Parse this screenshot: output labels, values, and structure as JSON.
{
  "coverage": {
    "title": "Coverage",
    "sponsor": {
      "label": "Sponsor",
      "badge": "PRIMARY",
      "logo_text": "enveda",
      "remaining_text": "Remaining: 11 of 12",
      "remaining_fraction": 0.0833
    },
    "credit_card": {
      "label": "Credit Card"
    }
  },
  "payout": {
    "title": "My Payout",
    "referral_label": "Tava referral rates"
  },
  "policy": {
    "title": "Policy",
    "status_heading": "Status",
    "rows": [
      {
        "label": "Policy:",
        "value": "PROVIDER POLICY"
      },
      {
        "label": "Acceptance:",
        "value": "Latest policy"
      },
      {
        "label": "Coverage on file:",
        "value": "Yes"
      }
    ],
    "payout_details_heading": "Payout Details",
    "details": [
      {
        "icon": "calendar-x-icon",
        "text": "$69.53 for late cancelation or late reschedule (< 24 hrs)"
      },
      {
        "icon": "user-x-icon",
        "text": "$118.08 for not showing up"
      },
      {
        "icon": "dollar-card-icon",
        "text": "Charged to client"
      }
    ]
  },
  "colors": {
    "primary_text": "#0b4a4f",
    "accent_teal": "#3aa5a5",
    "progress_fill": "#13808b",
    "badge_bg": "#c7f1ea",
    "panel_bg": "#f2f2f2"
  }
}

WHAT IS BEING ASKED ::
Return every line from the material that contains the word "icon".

SOLUTION TO THIS TASK ::
        "icon": "calendar-x-icon",
        "icon": "user-x-icon",
        "icon": "dollar-card-icon",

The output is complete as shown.